● **DIRECTIONS FOR THIS TASK**: An exact repetition of the listing is required.

● **DATASET EXTRACT**:
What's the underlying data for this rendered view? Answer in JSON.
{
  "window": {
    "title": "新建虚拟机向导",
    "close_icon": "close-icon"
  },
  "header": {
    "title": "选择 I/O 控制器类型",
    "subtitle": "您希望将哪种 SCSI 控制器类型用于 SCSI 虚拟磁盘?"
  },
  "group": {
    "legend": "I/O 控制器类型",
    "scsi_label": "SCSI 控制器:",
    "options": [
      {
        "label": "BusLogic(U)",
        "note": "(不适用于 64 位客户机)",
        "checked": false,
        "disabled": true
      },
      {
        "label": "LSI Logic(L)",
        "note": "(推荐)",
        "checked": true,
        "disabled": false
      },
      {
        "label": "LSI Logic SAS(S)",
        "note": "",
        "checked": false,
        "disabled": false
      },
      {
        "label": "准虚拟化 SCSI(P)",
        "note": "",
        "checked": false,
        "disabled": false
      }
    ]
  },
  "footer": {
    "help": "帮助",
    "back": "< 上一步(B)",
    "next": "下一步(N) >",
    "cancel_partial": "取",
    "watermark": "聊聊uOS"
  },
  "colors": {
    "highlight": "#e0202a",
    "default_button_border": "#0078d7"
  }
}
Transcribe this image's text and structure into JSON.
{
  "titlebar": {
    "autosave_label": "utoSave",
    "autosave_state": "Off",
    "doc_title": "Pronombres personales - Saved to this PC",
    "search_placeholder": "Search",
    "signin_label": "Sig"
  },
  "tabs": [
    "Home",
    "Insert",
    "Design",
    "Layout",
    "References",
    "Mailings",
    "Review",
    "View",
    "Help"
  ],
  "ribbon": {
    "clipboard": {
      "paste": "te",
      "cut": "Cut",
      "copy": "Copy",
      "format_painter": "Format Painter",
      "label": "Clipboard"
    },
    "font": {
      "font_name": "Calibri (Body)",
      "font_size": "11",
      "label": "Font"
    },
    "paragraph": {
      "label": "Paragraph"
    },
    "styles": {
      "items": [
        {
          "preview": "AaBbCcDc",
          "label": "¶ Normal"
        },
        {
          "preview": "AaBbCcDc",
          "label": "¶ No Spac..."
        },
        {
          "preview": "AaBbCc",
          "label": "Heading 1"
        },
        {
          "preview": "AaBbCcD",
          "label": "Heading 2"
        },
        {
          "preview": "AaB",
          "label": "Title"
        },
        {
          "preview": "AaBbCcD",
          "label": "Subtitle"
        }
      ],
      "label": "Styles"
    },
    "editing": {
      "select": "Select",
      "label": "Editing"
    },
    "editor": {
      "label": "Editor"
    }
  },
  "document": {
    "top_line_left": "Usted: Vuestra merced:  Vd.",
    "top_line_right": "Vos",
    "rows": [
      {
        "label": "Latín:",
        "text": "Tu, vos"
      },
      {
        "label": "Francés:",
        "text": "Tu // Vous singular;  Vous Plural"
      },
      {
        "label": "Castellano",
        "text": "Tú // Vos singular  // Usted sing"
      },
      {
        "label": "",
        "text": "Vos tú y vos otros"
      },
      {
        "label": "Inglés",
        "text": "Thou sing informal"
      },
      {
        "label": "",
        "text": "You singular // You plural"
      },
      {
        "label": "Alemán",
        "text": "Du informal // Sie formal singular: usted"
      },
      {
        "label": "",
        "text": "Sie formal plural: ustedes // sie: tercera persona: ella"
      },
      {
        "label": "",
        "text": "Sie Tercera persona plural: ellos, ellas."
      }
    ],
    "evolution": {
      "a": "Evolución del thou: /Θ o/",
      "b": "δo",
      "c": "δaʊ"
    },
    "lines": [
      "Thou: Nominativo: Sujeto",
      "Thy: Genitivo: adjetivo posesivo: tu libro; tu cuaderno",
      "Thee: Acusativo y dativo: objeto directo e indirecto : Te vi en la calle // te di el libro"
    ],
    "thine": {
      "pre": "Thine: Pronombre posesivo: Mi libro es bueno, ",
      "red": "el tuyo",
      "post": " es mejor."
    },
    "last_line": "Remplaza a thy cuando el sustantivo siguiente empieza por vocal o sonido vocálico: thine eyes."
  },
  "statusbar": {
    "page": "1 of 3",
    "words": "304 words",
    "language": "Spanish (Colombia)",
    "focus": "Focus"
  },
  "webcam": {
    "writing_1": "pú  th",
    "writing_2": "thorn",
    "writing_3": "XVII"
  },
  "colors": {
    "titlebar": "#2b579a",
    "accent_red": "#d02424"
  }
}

● **THE ANSWER**:
What's the underlying data for this rendered view? Answer in JSON.
{
  "window": {
    "title": "新建虚拟机向导",
    "close_icon": "close-icon"
  },
  "header": {
    "title": "选择 I/O 控制器类型",
    "subtitle": "您希望将哪种 SCSI 控制器类型用于 SCSI 虚拟磁盘?"
  },
  "group": {
    "legend": "I/O 控制器类型",
    "scsi_label": "SCSI 控制器:",
    "options": [
      {
        "label": "BusLogic(U)",
        "note": "(不适用于 64 位客户机)",
        "checked": false,
        "disabled": true
      },
      {
        "label": "LSI Logic(L)",
        "note": "(推荐)",
        "checked": true,
        "disabled": false
      },
      {
        "label": "LSI Logic SAS(S)",
        "note": "",
        "checked": false,
        "disabled": false
      },
      {
        "label": "准虚拟化 SCSI(P)",
        "note": "",
        "checked": false,
        "disabled": false
      }
    ]
  },
  "footer": {
    "help": "帮助",
    "back": "< 上一步(B)",
    "next": "下一步(N) >",
    "cancel_partial": "取",
    "watermark": "聊聊uOS"
  },
  "colors": {
    "highlight": "#e0202a",
    "default_button_border": "#0078d7"
  }
}
Transcribe this image's text and structure into JSON.
{
  "titlebar": {
    "autosave_label": "utoSave",
    "autosave_state": "Off",
    "doc_title": "Pronombres personales - Saved to this PC",
    "search_placeholder": "Search",
    "signin_label": "Sig"
  },
  "tabs": [
    "Home",
    "Insert",
    "Design",
    "Layout",
    "References",
    "Mailings",
    "Review",
    "View",
    "Help"
  ],
  "ribbon": {
    "clipboard": {
      "paste": "te",
      "cut": "Cut",
      "copy": "Copy",
      "format_painter": "Format Painter",
      "label": "Clipboard"
    },
    "font": {
      "font_name": "Calibri (Body)",
      "font_size": "11",
      "label": "Font"
    },
    "paragraph": {
      "label": "Paragraph"
    },
    "styles": {
      "items": [
        {
          "preview": "AaBbCcDc",
          "label": "¶ Normal"
        },
        {
          "preview": "AaBbCcDc",
          "label": "¶ No Spac..."
        },
        {
          "preview": "AaBbCc",
          "label": "Heading 1"
        },
        {
          "preview": "AaBbCcD",
          "label": "Heading 2"
        },
        {
          "preview": "AaB",
          "label": "Title"
        },
        {
          "preview": "AaBbCcD",
          "label": "Subtitle"
        }
      ],
      "label": "Styles"
    },
    "editing": {
      "select": "Select",
      "label": "Editing"
    },
    "editor": {
      "label": "Editor"
    }
  },
  "document": {
    "top_line_left": "Usted: Vuestra merced:  Vd.",
    "top_line_right": "Vos",
    "rows": [
      {
        "label": "Latín:",
        "text": "Tu, vos"
      },
      {
        "label": "Francés:",
        "text": "Tu // Vous singular;  Vous Plural"
      },
      {
        "label": "Castellano",
        "text": "Tú // Vos singular  // Usted sing"
      },
      {
        "label": "",
        "text": "Vos tú y vos otros"
      },
      {
        "label": "Inglés",
        "text": "Thou sing informal"
      },
      {
        "label": "",
        "text": "You singular // You plural"
      },
      {
        "label": "Alemán",
        "text": "Du informal // Sie formal singular: usted"
      },
      {
        "label": "",
        "text": "Sie formal plural: ustedes // sie: tercera persona: ella"
      },
      {
        "label": "",
        "text": "Sie Tercera persona plural: ellos, ellas."
      }
    ],
    "evolution": {
      "a": "Evolución del thou: /Θ o/",
      "b": "δo",
      "c": "δaʊ"
    },
    "lines": [
      "Thou: Nominativo: Sujeto",
      "Thy: Genitivo: adjetivo posesivo: tu libro; tu cuaderno",
      "Thee: Acusativo y dativo: objeto directo e indirecto : Te vi en la calle // te di el libro"
    ],
    "thine": {
      "pre": "Thine: Pronombre posesivo: Mi libro es bueno, ",
      "red": "el tuyo",
      "post": " es mejor."
    },
    "last_line": "Remplaza a thy cuando el sustantivo siguiente empieza por vocal o sonido vocálico: thine eyes."
  },
  "statusbar": {
    "page": "1 of 3",
    "words": "304 words",
    "language": "Spanish (Colombia)",
    "focus": "Focus"
  },
  "webcam": {
    "writing_1": "pú  th",
    "writing_2": "thorn",
    "writing_3": "XVII"
  },
  "colors": {
    "titlebar": "#2b579a",
    "accent_red": "#d02424"
  }
}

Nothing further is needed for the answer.